■ **Available data**:
***

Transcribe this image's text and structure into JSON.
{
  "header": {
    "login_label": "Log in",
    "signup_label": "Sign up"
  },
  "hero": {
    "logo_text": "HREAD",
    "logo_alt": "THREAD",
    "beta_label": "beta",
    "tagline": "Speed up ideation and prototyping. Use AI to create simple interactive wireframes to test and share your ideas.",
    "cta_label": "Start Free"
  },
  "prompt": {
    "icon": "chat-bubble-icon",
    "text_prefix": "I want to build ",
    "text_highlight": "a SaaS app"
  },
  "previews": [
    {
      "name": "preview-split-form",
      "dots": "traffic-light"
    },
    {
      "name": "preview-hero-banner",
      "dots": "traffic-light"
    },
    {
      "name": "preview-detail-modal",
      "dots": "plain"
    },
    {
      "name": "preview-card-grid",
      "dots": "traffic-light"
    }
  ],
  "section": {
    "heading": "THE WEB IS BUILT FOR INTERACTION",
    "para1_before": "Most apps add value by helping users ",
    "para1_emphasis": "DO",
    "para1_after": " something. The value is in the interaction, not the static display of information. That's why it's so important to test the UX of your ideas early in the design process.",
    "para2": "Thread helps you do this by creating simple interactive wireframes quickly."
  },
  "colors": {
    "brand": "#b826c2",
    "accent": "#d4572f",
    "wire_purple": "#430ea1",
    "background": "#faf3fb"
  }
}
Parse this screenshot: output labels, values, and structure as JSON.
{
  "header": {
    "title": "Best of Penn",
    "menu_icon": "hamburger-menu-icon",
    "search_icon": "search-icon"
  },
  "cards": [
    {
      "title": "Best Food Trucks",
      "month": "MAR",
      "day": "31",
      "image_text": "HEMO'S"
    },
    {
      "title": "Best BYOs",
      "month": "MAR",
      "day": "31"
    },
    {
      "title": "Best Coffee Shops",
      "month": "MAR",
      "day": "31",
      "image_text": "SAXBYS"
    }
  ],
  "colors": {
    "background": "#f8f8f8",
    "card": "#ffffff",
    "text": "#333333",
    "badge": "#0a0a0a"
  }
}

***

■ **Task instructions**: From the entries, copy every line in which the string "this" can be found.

■ **Finished task**:
Transcribe this image's text and structure into JSON.
    "para2": "Thread helps you do this by creating simple interactive wireframes quickly."
Parse this screenshot: output labels, values, and structure as JSON.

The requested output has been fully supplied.